ASN's Mission

To create a world without kidney diseases, the ASN Alliance for Kidney Health elevates care by educating and informing, driving breakthroughs and innovation, and advocating for policies that create transformative changes in kidney medicine throughout the world.

learn more

Contact ASN

1401 H St, NW, Ste 900, Washington, DC 20005


The Latest on X

Kidney Week

Abstract: TH-PO003

Presentations, Outcomes, and Complement Gene Analysis in a Single-Center Cohort of Patients with Atypical Hemolytic Uremic Syndrome

Session Information

Category: Genetic Diseases of the Kidney

  • 803 Genetic Epidemiology and Other Genetic Studies of Common Kidney Diseases


  • Bobba, Sindhura, Virginia Commonwealth University, Richmond, Virginia, United States
  • Kidd, Jason M., Virginia Commonwealth University, Richmond, Virginia, United States
  • Carl, Daniel E., Virginia Commonwealth University, Richmond, Virginia, United States
  • Kumar, Dhiren, Virginia Commonwealth University, Richmond, Virginia, United States
  • King, Anne L, Virginia Commonwealth University, Richmond, Virginia, United States
  • Gupta, Gaurav, Virginia Commonwealth University, Richmond, Virginia, United States

Previous data suggests that up to 50% of patients with atypical hemolytic uremic syndrome (aHUS) might not have detectable complement gene mutations. In this single-center analysis of the aHUS registry we report our experience on 15 consecutive patients with aHUS.


Patients were enrolled between 2012-2017 at variable time points after initial presentation. The exonic regions of 12 genes including Complement Factor FH (CFH), MCP (CD46), CFI, C3, CFB, CFHR1, CFHR3, CFHR4, CFHR5, Thrombomodulin, Plasminogen and DGKE were analyzed using commercially available testing.

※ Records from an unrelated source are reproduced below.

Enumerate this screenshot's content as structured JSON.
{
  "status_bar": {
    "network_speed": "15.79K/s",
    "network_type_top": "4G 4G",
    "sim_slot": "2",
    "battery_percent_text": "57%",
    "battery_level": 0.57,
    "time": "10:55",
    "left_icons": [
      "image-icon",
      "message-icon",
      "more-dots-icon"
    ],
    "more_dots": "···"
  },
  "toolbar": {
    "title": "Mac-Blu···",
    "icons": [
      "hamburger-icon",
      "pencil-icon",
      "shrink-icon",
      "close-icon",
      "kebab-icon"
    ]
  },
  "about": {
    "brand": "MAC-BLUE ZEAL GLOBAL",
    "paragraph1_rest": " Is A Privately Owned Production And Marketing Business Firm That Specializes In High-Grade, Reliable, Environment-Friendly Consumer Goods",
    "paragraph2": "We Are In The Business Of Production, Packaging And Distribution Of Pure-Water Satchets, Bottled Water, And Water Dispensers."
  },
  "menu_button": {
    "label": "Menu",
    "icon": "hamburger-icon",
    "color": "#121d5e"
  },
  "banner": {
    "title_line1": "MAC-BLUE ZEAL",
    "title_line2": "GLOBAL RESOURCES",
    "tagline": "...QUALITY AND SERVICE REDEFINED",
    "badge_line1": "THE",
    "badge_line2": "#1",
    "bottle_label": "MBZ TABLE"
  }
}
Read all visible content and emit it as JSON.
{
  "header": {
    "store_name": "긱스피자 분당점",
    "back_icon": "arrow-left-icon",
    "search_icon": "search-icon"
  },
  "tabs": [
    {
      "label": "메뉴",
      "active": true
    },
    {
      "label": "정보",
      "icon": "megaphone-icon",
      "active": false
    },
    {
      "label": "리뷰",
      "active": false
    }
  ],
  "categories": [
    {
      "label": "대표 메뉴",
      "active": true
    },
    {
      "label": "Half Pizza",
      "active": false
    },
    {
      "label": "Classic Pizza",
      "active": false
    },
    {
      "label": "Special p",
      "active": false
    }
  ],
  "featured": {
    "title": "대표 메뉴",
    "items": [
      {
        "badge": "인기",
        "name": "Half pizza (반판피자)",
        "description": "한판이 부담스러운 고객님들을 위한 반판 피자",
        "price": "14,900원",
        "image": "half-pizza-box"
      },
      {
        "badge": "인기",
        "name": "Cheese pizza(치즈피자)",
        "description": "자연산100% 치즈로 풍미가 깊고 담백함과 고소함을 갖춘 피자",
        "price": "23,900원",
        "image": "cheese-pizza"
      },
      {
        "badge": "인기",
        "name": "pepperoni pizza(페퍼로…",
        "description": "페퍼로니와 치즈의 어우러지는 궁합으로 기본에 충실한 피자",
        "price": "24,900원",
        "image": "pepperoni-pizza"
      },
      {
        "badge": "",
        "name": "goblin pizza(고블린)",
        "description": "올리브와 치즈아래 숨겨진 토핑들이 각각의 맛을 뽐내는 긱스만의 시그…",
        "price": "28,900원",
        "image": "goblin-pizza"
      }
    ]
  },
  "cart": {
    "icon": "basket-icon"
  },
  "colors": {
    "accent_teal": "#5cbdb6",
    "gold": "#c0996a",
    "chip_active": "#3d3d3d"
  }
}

The mean age at diagnosis was 42±18 years. A majority were females (10/15; 67%) and 40% (6/15) were African-Americans. Seven (47%) presented with thrombotic microangiopathy (TMA) and renal failure, of these 4 (out of 7; 57%) recovered kidney function with C5 blockade therapy (eculizumab). Only one patient did not respond to eculizumab therapy and progressed to end-stage renal disease (ESRD). Of the remaining eight, 6 (40%) were diagnosed in the setting of a pre-transplant evaluation or allograft failure. Of these six, 3 (50%) got transplanted. Two patients (13%) were diagnosed with aHUS post-transplant. All 5 patients with kidney transplants have been maintained on indefinite eculizumab and have intact graft function at a median follow-up of 2.5 years (range1-3 years). Genetic analysis of these 15 patients revealed 39 mutations. A majority of patients (13/15; 87%) were noted to harbor complement mutations with seven (47%) having mutations in more than one gene. CFH mutations and Complement Factor H-related protein (CFHR3- CHFR1) deletions were the most frequent (8 patients each; 61%). Three patients (20%) had MCP/CD46 mutations (IVS9-78 G>A). Patients with homozygous mutations had a trend towards presentation at a younger age (mean 35 vs 50 years; p=0.1) compared with those with heterozygous mutations.


In this single-center analysis of 15 consecutive aHUS patients, we report that a large majority (87%) had complement gene mutations. This might represent increasing knowledge of identifiable mutations in the contemporary era. A large majority of patients had an excellent response to C5 blockade. Patients being evaluated for kidney transplants with a history of unexplained TMA should be screened for aHUS.